74.The evidence that was adduced by the 4th Defendant was never controverted by any party and as such, the 4th Defendant cannot be faulted for its role in the transaction. In view of the foregoing, it is the finding of this this court that the charge by the 4th Defendant was valid.
Issue No. 4 What are the appropriate reliefs for the court to grant herein.
75.The Plaintiffs sought several reliefs as enumerated in the Further Amended Originating Summons. The 1st and 4th Defendant were opposed to the same. Having considered the evidence that was tendered herein, it is the finding of this court that the Plaintiffs were in breach of the agreement dated 15th March, 2013 and as such, they have not been able to prove their case to the required standard. It is the court’s finding that they are not entitled to the reliefs sought.

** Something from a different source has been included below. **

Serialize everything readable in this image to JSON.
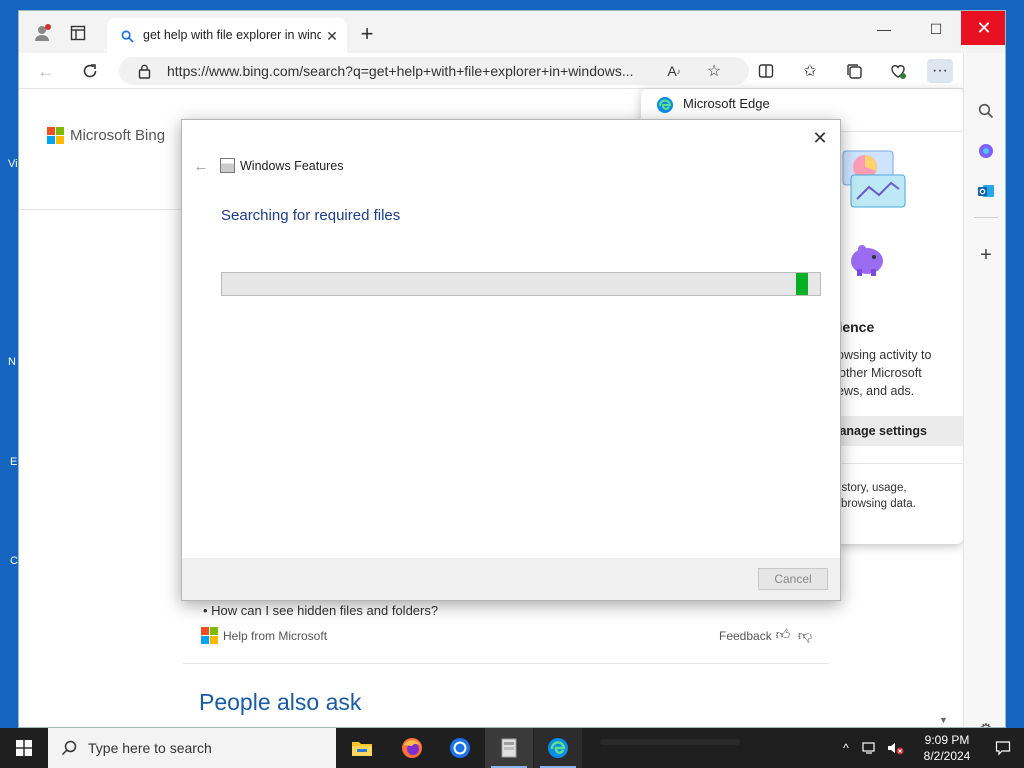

76.The 1st Defendant also sought for several reliefs as were set out in the Cross-Originating Summons. Pursuant to the finding of this court, it is also evident that the 1st Defendant was also in breach of the agreement dated 1st March, 2013 which then prompted the parties to have another agreement dated 15th March, 2013 only for the same to be breached by the Plaintiff.

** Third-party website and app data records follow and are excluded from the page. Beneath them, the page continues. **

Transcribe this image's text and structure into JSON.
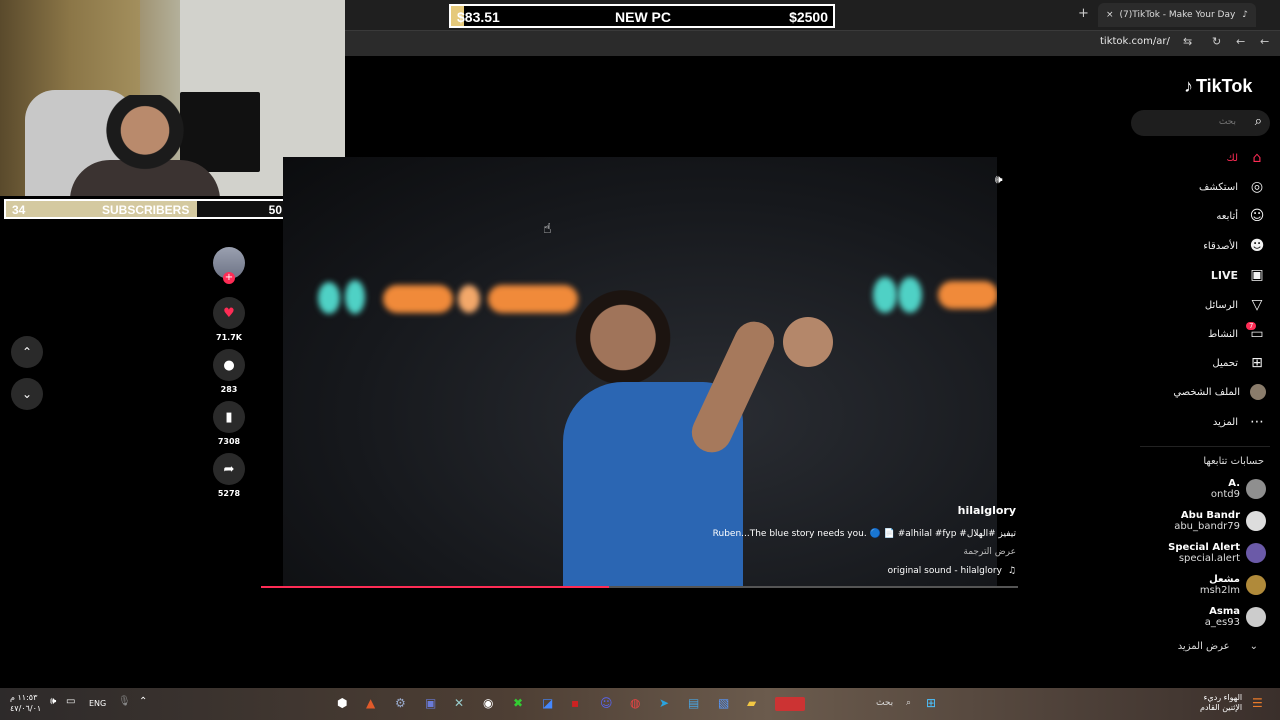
{
  "overlays": {
    "subscribers": {
      "current": "34",
      "label": "SUBSCRIBERS",
      "goal": "50",
      "progress": 0.68
    },
    "donation_goal": {
      "current": "$83.51",
      "label": "NEW PC",
      "goal": "$2500",
      "progress": 0.033
    }
  },
  "browser": {
    "tab_title": "(7)TikTok - Make Your Day",
    "tab_close": "×",
    "new_tab": "+",
    "url": "tiktok.com/ar/"
  },
  "tiktok": {
    "logo_text": "TikTok",
    "search_placeholder": "بحث",
    "nav": [
      {
        "label": "لك",
        "icon": "home-icon"
      },
      {
        "label": "استكشف",
        "icon": "compass-icon"
      },
      {
        "label": "أتابعه",
        "icon": "following-icon"
      },
      {
        "label": "الأصدقاء",
        "icon": "friends-icon"
      },
      {
        "label": "LIVE",
        "icon": "live-icon"
      },
      {
        "label": "الرسائل",
        "icon": "messages-icon"
      },
      {
        "label": "النشاط",
        "icon": "activity-icon",
        "badge": "7"
      },
      {
        "label": "تحميل",
        "icon": "upload-icon"
      },
      {
        "label": "الملف الشخصي",
        "icon": "profile-avatar"
      },
      {
        "label": "المزيد",
        "icon": "more-icon"
      }
    ],
    "following_title": "حسابات تتابعها",
    "following": [
      {
        "name": "A.",
        "handle": "ontd9"
      },
      {
        "name": "Abu Bandr",
        "handle": "abu_bandr79"
      },
      {
        "name": "Special Alert",
        "handle": "special.alert"
      },
      {
        "name": "مشعل",
        "handle": "msh2lm"
      },
      {
        "name": "Asma",
        "handle": "a_es93"
      }
    ],
    "see_more": "عرض المزيد",
    "video": {
      "username": "hilalglory",
      "description": "Ruben...The blue story needs you. 🔵 📄 #alhilal #fyp #تيفيز #الهلال",
      "translate": "عرض الترجمة",
      "sound": "original sound - hilalglory",
      "progress": 0.46
    },
    "actions": {
      "likes": "71.7K",
      "comments": "283",
      "saves": "7308",
      "shares": "5278"
    }
  },
  "taskbar": {
    "time": "١١:٥٣ م",
    "date": "٤٧/٠٦/٠١",
    "lang": "ENG",
    "search": "بحث",
    "weather_line1": "الهواء رديء",
    "weather_line2": "الإثنين القادم"
  },
  "colors": {
    "accent": "#fe2c55",
    "sub_fill": "#d4c9a0",
    "goal_fill": "#e5c97b"
  }
}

77.Parties should always be aware of the consequences and repercussions before entering into any agreement. Parties should not merely enter into agreements with the sole purpose of not honouring them. In reference to above issue, I place reliance on the case of National Bank of Kenya Ltd vs. Pipeplastic Samkolit & another (2001) KLR 112 the court stated that:
78.In the agreement dated 15th March, 2013, the 1st Plaintiff had accepted receiving Kshs 7,000,000/= as loan and had further agreed to service the same. It is also not clear as to what amount and arrears was in dispute as between the parties herein. Hence therefore, the 1st Defendant herein has also not been able to prove the Cross-Petition to the required standard.
79.In Photo Production v Securicor Ltd (1980) AC 827 at page 848 Lord Diplock remarked that, characteristically, commercial contracts are a source of primary legal obligation upon each party to it to procure that whatever has been promised will be done. Lord Diplock continued:
78.I also wish to make reference to the dictum in the case of Ibrahim Seikei T/A Masco Enterprises vs Delphis Bank 2004 eKLR where the court held “we must protect the intention of the parties so that every party adheres to his contractual duty to the other. The appellant was advanced the money on the strength of the security he provided to the bank and had an obligation to repay the monies under the terms agreed. Banks do not give monies as gratuity or love for human kind. I cannot issue an injunction against a party wanting to exercise its statutory power of sale merely because the amount due is in dispute.”
79.Parties also sought for general damages for breach of contract. However, as a general rule, general damages for breach of contract are not awardable. The damages that are to be compensated by the party can only be known by the party and is claimed in specific terms which have to be proved.
Issue No. 5. What orders should issue as to costs?
78.On the issue of costs, it is trite law that costs shall follow the event but it is also noteworthy that this court retains the discretionary right on award of costs. Having considered the circumstances of this matter, I will direct each party to bear own costs of the Originating Summons and Cross-Originating Summons.
78.In the end, the following orders are hereby issued in respect to the Plaintiffs’ Further Amended Originating Summons and the 1st Defendant’s Cross Originating Summons;